Good information has been received showing that a German cruiser squadron with destroyers will leave the Jade on Tuesday morning early and return on Wednesday night. It is apparent from our information that the battleships are very unlikely to come out. The enemy will have time to reach our coast. Send at once, leaving tonight, the Battle Cruiser Squadron and Light Cruiser Squadron supported by a Battle Squadron, preferably the Second. At dawn on Wednesday they should be at some point where they can intercept the enemy on his return. Tyrwhitt and his light cruisers will try to get in touch with the enemy off the British coast and shadow him, keeping the Admiral informed. From our information the German cruiser squadron will probably consist of four battle cruisers and five light cruisers and there will probably be three flotillas of destroyers.[6]

See Also

Footnotes

  1. The King's Ships Were At Sea. p. 191.
  2. The King's Ships Were At Sea. pp. 190-191.
  3. The King's Ships Were At Sea. p. 191.
  4. Admiralty to C-in-C Grand Fleet. 11 December, 1914. Sent 00:20. Naval Staff Monograph (Historical). Volume XII. p. 214. Quoted in Goldrick. King's Ships. p. 191.
  5. The Jellicoe Papers. I. p. 105.
  6. Beesly. p. 51. A "précis of [the] original telegram" is given in the Staff Monograph. p. 189. The time for the message is taken from that version.

Bibliography
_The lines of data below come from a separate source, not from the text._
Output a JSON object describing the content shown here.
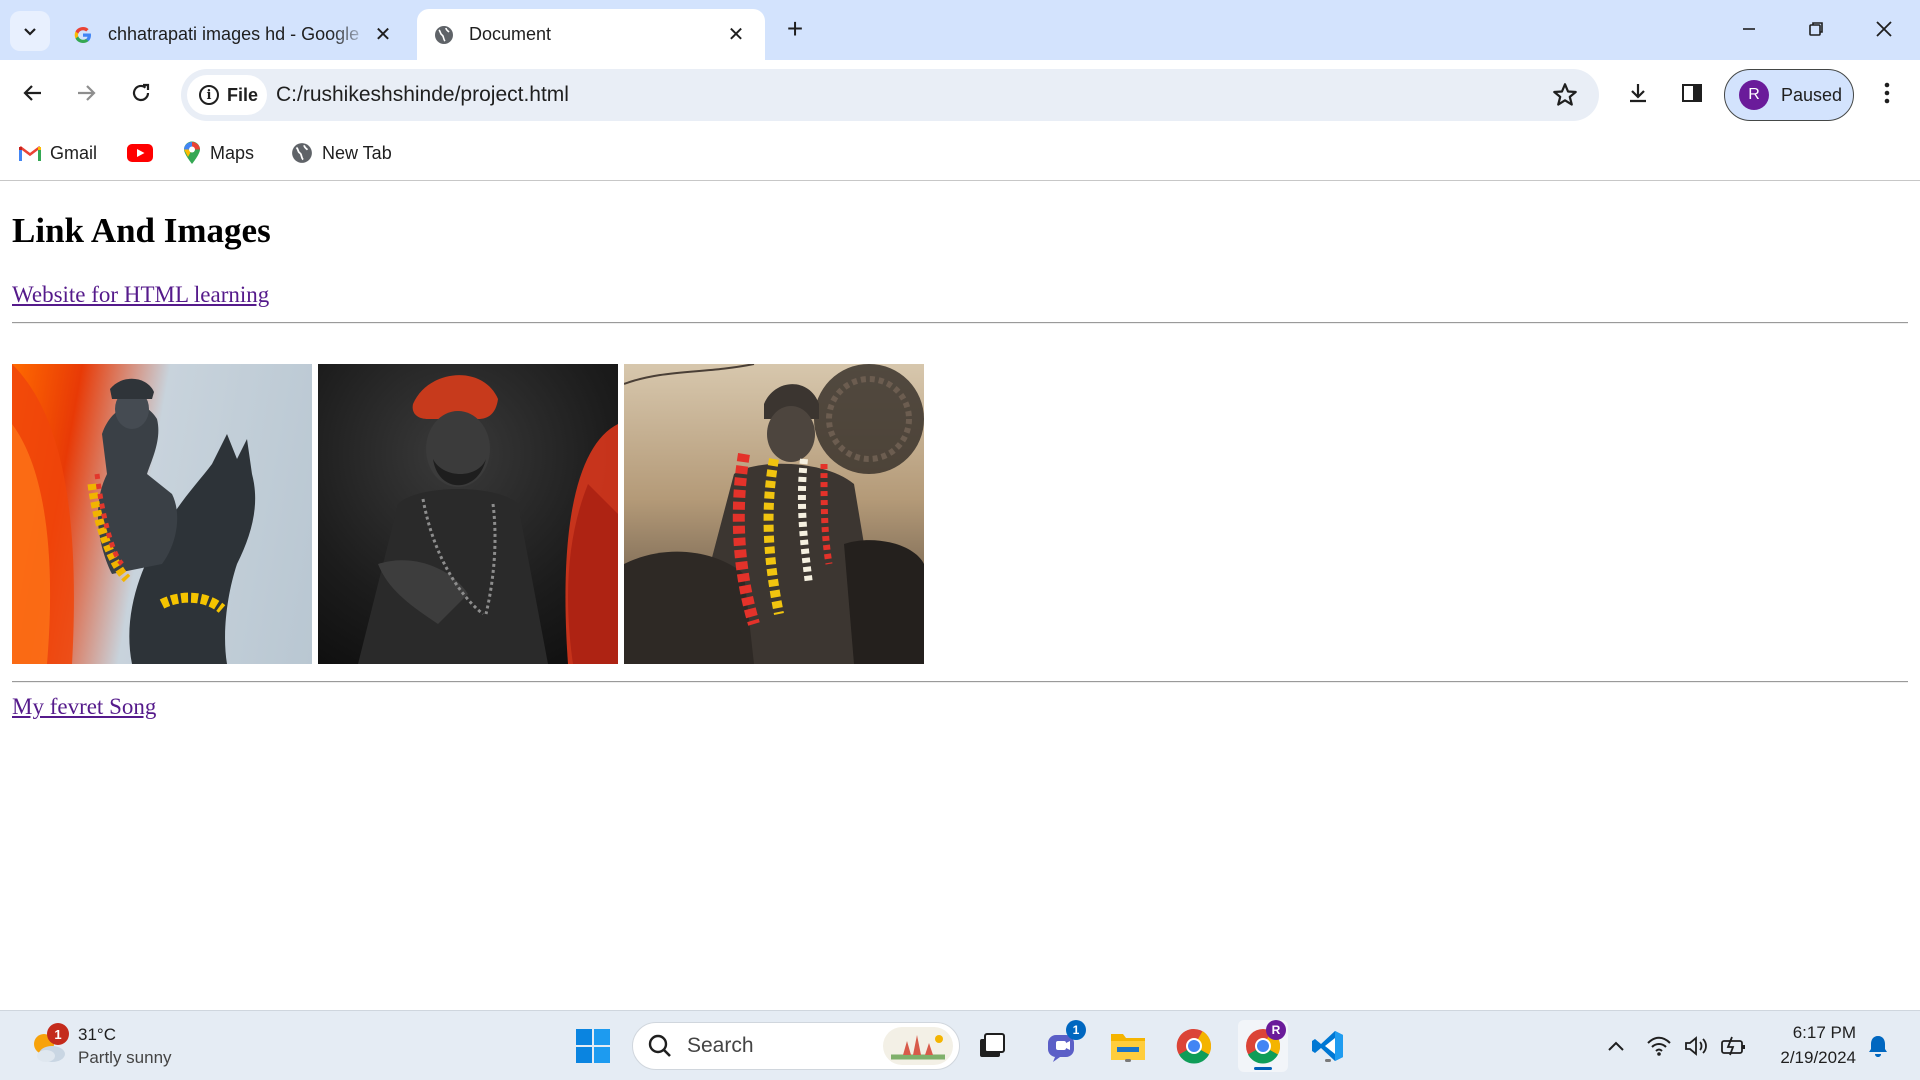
{
  "browser": {
    "tabs": [
      {
        "title": "chhatrapati images hd - Google",
        "active": false,
        "favicon": "google-g-icon"
      },
      {
        "title": "Document",
        "active": true,
        "favicon": "globe-icon"
      }
    ],
    "new_tab_label": "+",
    "address": {
      "scheme_label": "File",
      "url": "C:/rushikeshshinde/project.html"
    },
    "profile": {
      "initial": "R",
      "status": "Paused"
    },
    "bookmarks": [
      {
        "label": "Gmail",
        "icon": "gmail-icon"
      },
      {
        "label": "",
        "icon": "youtube-icon"
      },
      {
        "label": "Maps",
        "icon": "maps-pin-icon"
      },
      {
        "label": "New Tab",
        "icon": "globe-icon"
      }
    ]
  },
  "page": {
    "heading": "Link And Images",
    "link1": "Website for HTML learning",
    "images": [
      {
        "name": "statue-image-1",
        "desc_colors": [
          "#ff6a00",
          "#c8d3dc"
        ]
      },
      {
        "name": "statue-image-2",
        "desc_colors": [
          "#1c1c1c",
          "#d9361c"
        ]
      },
      {
        "name": "statue-image-3",
        "desc_colors": [
          "#d7c7ad",
          "#4a3f36"
        ]
      }
    ],
    "link2": "My fevret Song"
  },
  "taskbar": {
    "weather": {
      "badge": "1",
      "temp": "31°C",
      "condition": "Partly sunny"
    },
    "search_placeholder": "Search",
    "teams_badge": "1",
    "chrome_profile_badge": "R",
    "clock": {
      "time": "6:17 PM",
      "date": "2/19/2024"
    }
  },
  "colors": {
    "tabstrip": "#d3e3fd",
    "omnibox": "#e9eef6",
    "visited_link": "#551a8b",
    "profile_avatar": "#6a1b9a",
    "taskbar": "#e5ecf4"
  }
}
  • Corbett, Sir Julian S. (1921). Naval Operations. Volume II. London: Longmans, Green and Co..
  • Goldrick, James (1984). The King's Ships Were At Sea: The War in the North Sea August 1914–February 1916. Annapolis, MD: Naval Institute Press. ISBN 0-87021-334-2.
  • Naval Staff, Training and Staff Duties Division (July, 1921). Naval Staff Monographs. (Fleet Issue.) Volume III. O.U. 6181 (late C.B. 1585). Copy No 127 at The National Archives. ADM 186/610.